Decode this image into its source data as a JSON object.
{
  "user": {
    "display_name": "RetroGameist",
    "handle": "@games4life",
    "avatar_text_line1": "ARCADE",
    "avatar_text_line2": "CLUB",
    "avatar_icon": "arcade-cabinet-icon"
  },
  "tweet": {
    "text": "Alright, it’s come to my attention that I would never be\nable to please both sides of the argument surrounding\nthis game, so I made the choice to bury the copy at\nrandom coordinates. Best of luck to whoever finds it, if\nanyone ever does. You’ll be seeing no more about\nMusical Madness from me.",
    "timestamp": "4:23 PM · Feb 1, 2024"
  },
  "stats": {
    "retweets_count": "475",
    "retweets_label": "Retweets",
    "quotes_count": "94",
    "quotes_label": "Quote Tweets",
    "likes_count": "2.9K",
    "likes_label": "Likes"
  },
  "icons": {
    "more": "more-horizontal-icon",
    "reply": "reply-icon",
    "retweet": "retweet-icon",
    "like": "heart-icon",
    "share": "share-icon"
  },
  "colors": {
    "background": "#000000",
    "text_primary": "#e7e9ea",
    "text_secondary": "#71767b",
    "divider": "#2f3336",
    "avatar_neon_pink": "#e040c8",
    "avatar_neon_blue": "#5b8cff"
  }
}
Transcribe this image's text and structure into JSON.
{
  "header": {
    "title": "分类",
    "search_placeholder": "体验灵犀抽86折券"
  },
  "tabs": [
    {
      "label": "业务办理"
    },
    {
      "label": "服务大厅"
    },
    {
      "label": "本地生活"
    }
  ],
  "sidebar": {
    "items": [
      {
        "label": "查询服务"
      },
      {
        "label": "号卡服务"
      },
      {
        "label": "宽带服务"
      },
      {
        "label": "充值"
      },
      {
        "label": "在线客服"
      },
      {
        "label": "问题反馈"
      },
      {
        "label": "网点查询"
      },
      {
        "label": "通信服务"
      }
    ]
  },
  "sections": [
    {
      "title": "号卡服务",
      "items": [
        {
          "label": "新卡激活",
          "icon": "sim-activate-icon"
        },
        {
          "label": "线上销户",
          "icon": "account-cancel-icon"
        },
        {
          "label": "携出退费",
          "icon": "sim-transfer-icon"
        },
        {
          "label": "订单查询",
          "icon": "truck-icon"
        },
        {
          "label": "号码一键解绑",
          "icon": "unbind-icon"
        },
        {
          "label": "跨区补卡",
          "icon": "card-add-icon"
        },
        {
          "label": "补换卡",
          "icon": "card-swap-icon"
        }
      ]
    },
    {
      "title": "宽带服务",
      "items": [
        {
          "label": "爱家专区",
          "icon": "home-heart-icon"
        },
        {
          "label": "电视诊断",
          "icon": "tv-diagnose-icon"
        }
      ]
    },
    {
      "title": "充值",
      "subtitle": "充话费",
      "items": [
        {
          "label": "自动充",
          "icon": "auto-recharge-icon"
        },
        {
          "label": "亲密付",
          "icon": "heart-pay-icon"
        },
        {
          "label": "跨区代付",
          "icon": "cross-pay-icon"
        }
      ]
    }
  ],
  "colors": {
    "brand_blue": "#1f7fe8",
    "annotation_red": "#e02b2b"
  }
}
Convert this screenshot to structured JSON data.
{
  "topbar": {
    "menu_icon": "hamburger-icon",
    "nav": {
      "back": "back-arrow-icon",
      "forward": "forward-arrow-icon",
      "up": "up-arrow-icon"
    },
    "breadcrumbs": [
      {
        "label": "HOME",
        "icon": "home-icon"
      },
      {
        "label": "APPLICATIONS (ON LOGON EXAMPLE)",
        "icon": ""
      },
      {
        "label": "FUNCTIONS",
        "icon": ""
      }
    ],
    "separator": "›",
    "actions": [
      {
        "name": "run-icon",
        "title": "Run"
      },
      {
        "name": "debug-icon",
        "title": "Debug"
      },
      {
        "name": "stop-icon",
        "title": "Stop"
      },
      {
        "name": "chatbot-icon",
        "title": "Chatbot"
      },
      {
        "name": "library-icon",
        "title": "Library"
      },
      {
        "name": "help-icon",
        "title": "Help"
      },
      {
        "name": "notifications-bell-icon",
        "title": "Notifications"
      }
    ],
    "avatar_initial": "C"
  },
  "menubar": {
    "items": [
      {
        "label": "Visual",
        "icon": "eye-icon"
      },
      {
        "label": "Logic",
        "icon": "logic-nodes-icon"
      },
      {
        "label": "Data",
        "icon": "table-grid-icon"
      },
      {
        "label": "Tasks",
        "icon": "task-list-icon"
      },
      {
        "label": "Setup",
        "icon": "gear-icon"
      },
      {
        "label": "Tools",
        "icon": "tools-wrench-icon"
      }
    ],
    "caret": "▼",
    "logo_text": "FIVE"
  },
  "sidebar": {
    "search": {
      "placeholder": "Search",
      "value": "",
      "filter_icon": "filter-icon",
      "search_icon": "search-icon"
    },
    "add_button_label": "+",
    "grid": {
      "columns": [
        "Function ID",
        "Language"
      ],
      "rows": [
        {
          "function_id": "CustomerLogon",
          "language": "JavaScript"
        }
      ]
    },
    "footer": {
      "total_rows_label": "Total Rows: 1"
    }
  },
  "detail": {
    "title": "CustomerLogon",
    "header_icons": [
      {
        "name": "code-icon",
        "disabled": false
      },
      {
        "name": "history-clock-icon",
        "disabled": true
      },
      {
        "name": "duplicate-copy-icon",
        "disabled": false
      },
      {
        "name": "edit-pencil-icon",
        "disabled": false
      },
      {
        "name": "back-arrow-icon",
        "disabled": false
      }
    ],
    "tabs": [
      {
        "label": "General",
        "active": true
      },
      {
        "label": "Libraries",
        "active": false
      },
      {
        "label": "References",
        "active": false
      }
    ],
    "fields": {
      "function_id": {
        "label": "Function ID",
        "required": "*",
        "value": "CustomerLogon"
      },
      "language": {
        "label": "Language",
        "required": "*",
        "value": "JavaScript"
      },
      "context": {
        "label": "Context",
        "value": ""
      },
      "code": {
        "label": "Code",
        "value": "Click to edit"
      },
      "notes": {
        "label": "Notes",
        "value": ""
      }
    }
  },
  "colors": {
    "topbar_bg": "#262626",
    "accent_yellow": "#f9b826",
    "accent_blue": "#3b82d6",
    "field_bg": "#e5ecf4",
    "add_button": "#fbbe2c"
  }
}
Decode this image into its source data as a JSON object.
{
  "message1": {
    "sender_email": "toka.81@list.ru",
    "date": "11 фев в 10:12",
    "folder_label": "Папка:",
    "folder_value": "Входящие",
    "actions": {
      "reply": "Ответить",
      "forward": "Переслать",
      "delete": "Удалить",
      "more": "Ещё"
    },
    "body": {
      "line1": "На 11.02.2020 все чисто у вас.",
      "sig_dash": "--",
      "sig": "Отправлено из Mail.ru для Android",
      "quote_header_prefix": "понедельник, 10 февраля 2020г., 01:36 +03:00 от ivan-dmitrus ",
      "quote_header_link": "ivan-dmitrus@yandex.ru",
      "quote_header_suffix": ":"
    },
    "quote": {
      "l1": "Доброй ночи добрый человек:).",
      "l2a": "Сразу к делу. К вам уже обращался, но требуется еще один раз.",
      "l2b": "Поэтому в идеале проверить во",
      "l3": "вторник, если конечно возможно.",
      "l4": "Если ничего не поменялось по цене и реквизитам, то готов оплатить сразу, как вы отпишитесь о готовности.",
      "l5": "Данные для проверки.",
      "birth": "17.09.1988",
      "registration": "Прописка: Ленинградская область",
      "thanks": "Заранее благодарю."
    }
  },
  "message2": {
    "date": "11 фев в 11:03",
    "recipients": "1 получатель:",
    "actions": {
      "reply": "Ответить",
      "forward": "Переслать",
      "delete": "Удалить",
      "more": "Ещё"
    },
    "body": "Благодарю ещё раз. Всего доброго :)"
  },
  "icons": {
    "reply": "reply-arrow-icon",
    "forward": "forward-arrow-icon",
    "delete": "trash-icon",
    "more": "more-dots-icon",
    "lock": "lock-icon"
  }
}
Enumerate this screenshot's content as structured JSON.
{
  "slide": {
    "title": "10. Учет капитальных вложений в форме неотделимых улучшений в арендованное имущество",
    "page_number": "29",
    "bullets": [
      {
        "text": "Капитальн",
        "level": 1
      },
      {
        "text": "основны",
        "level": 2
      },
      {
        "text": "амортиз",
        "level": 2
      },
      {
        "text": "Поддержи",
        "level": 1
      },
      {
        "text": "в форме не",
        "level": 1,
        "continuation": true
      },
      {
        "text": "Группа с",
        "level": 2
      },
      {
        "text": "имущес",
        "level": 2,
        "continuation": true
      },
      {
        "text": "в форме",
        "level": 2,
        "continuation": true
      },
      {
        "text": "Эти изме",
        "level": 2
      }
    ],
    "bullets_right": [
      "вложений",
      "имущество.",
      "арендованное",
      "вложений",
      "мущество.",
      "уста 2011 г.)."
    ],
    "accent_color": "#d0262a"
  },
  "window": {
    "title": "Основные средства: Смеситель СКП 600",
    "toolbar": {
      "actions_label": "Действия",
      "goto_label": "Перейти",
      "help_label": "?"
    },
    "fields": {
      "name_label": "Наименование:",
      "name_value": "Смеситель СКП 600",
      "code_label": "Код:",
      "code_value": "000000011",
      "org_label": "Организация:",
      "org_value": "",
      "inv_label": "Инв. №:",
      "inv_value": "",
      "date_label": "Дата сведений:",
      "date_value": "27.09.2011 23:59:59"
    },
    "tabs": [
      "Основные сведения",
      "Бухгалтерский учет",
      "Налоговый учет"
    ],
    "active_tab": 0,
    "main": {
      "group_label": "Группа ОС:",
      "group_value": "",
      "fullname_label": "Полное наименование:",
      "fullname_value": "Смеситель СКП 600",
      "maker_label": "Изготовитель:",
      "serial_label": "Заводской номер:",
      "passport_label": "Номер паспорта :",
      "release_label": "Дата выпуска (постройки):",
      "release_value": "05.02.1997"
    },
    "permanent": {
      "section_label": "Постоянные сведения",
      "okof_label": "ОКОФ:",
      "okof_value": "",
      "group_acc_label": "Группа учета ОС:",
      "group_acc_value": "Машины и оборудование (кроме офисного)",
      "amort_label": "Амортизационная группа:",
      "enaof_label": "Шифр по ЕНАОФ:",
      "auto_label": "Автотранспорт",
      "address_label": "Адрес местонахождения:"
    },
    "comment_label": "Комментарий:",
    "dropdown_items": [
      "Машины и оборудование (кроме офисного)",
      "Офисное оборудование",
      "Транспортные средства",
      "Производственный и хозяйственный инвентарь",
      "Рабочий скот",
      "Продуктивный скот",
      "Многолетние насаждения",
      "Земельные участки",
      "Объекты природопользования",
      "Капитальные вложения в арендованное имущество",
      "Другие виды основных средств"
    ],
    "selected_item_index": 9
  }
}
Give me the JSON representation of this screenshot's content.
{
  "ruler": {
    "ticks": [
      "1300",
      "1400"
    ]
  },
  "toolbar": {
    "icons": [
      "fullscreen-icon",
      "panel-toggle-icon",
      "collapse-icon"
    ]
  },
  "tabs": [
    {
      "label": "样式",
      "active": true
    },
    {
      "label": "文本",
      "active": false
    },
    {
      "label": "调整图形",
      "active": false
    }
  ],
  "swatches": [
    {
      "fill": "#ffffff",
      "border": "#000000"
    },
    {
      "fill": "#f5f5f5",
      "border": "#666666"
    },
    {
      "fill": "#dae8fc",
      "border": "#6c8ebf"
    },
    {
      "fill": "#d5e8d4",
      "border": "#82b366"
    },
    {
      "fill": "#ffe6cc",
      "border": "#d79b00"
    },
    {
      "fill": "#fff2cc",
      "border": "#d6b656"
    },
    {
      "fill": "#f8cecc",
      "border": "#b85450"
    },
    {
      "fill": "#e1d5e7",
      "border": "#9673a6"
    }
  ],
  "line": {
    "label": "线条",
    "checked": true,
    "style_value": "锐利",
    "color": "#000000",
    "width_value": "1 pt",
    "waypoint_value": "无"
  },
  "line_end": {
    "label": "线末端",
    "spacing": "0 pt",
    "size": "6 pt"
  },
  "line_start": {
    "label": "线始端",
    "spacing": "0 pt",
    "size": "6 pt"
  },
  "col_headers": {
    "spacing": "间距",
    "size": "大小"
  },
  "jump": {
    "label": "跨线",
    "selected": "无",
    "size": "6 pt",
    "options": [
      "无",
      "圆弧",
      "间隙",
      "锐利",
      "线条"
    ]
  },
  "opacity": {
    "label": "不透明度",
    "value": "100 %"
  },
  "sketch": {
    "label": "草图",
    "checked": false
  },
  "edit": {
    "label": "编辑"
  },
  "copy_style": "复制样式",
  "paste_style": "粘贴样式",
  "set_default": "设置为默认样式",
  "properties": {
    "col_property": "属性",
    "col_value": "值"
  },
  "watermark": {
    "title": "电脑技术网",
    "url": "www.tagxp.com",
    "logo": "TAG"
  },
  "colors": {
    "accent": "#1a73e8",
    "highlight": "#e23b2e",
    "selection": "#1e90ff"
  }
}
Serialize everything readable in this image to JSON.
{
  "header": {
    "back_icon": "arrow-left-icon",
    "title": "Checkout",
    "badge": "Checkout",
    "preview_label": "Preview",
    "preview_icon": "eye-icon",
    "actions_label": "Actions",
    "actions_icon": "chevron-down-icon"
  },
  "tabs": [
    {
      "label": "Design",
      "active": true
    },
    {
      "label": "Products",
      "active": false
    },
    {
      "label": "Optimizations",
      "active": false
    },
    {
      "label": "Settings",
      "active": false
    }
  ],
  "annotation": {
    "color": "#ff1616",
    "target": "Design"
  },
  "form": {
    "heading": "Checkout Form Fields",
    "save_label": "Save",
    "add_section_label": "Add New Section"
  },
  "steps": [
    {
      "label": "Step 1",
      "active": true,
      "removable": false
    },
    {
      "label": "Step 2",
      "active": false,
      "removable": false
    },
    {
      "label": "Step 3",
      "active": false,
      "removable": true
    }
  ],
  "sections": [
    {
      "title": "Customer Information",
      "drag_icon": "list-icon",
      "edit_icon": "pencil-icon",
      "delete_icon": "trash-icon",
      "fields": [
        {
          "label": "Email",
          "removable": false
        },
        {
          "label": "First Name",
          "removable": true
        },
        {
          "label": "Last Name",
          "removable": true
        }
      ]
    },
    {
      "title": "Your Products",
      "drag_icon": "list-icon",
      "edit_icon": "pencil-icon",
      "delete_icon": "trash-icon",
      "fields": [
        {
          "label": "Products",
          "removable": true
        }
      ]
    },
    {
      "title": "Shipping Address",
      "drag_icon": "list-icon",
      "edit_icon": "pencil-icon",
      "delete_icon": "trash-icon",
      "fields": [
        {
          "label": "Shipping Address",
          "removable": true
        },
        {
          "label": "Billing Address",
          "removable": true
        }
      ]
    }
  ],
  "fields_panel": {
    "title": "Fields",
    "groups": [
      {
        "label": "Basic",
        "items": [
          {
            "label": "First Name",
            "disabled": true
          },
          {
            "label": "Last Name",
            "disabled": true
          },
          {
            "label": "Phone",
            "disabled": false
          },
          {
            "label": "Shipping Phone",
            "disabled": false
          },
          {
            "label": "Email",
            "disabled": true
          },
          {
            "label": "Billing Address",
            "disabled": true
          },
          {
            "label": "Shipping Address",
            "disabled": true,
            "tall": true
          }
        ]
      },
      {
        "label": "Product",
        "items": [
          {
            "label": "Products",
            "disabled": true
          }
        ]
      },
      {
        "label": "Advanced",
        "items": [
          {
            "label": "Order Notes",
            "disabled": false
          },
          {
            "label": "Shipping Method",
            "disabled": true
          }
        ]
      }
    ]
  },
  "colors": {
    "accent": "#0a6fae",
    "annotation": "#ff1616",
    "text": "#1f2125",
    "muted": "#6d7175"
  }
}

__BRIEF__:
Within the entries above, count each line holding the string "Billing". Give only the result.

__COMPLETED TASK__:
2